   To fund this competition, the ACBL charges $1/player sanction fee for each NAP game held.  Our generous Unit subsidizes this fee for one game/sanctioned session/month. Players are required to pay the extra dollar for the second monthly NAP game in which they participate at the club. 

 

 

 Joyce’s Tips of the month:

 

Evaluating Your Partner’s Lead

 

One of the most important defensive tips ever, is the following:  When the dummy is tabled, add declarer’s likely point count to dummy’s known count. Add this total to your point count and subtract from 40, to assess how many points your partner is likely to have. It is essential to do this on each and every hand!

Example:

 

  LHO     Partner  Responder     You  

    1NT     Pass            3NT            Pass                  

You:  QJ108      10986     J4    876

 

Partner leads the 2 and dummy has 10 HCP, with the 7 & the 5. Assume declarer has 16 HCP (NT range is 15-17), so they have 26 points between them. Add your 4 HCP and subtract this total from the number 40. Your partner has 10 HCP and ostensibly has led his 4th best heart. By subtracting the number on the card, from 11, defender (and declarer) can tell how many cards higher than the card led are in the other three hands.11-2 = 9. You see 4 cards higher than the 2 in your hand, and 2 cards higher than the 2 in the dummy. 9-6 = 3. There are 3 cards higher than the 2, in declarer’s hand. If declarer plays low, you should insert the 6. If declarer calls for the 7, you should play the 8. Play the lowest card you have, in a sequence, when the lead comes into your hand. If and when you gain the lead, return the 10, unblocking your suit, for partner.

 

JOYCE’S TIPS:

Passive Defense = “safe.” Leading from three low cards or the top of a sequence. This type of defense is usually indicated unless you see a runnable side-suit in dummy and suspect declarer can throw his losers away.

Aggressive Defense = “attacking.” It is designed to capture tricks quickly, such as leading away from a king or laying down an unsupported ace. Suppose you decide to attack a suit holding K J 2. Which card should you lead?
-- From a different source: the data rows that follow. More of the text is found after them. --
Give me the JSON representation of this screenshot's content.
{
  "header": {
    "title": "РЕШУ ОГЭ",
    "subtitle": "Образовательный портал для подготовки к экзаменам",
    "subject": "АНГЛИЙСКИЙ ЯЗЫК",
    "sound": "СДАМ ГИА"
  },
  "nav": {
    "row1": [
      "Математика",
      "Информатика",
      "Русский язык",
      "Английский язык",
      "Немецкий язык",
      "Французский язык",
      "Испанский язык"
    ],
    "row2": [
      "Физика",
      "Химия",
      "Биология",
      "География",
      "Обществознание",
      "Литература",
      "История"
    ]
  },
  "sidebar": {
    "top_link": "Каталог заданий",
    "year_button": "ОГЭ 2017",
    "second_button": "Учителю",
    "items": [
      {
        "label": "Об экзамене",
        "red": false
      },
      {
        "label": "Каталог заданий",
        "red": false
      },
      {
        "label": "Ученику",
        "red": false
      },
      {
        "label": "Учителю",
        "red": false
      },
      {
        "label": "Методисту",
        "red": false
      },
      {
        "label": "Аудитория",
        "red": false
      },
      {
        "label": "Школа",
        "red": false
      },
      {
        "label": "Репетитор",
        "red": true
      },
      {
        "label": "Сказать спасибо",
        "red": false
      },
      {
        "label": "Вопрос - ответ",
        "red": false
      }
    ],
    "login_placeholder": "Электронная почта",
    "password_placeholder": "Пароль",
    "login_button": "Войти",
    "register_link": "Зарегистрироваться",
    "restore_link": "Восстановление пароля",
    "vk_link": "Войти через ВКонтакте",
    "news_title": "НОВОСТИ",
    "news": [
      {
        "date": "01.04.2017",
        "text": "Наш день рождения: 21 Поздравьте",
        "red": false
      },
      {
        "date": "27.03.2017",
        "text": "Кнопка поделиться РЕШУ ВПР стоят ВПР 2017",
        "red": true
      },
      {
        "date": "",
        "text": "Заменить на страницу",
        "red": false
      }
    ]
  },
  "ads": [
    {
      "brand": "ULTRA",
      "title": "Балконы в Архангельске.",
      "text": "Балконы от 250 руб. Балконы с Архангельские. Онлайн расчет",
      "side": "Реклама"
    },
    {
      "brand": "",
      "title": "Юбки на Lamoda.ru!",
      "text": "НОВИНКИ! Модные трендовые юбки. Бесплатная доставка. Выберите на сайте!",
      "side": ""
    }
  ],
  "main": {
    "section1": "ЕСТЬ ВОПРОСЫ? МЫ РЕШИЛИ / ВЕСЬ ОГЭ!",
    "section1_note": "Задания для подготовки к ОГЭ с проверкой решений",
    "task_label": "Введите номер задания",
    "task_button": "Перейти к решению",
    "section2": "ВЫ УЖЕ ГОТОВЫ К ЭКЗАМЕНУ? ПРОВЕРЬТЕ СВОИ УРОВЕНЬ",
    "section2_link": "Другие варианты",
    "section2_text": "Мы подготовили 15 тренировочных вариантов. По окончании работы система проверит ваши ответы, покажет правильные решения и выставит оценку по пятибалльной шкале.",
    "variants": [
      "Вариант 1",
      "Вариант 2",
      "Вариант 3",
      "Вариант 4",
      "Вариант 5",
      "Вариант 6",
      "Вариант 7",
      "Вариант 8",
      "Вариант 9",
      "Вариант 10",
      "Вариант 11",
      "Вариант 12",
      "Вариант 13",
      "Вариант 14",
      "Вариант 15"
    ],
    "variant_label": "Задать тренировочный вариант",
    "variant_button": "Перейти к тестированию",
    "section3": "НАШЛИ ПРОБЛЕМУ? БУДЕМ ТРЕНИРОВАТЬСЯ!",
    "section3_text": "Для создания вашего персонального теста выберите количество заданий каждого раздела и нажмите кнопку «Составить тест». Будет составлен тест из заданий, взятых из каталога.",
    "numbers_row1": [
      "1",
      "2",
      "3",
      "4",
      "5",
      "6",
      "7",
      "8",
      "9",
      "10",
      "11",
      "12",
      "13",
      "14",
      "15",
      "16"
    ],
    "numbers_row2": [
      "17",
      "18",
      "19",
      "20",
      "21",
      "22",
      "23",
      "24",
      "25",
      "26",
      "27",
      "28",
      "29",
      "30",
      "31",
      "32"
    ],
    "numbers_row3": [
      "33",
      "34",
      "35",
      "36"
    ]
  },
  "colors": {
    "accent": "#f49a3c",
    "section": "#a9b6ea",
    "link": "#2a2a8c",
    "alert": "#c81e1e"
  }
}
Lead the 2, hoping your partner has the Ace and can come back through declarer, trapping his Q with your K and J. Try to be passive, unless the evidence indicates that declarer can dispose of losers, unless you do become active.

 

1. The common phrase, “Eight Ever-Nine Never,” refers only to the missing Queen of trump. Therefore, if you are declaring a hand with 8 trumps between you and the dummy, it is probably correct to finesse for the Queen (“ever”). If you are declaring a hand with 9 trumps between you and the dummy, it is probably correct to NOT finesse for the Queen (“never”). That is, with no extraneous information from the bidding, play the Ace of trump, followed by the King of trump, hoping that the Queen falls. 2. An opening lead of a singleton is seldom correct – especially if your partner has never bid. Why? He’s not getting in to give you the ruff you want so badly!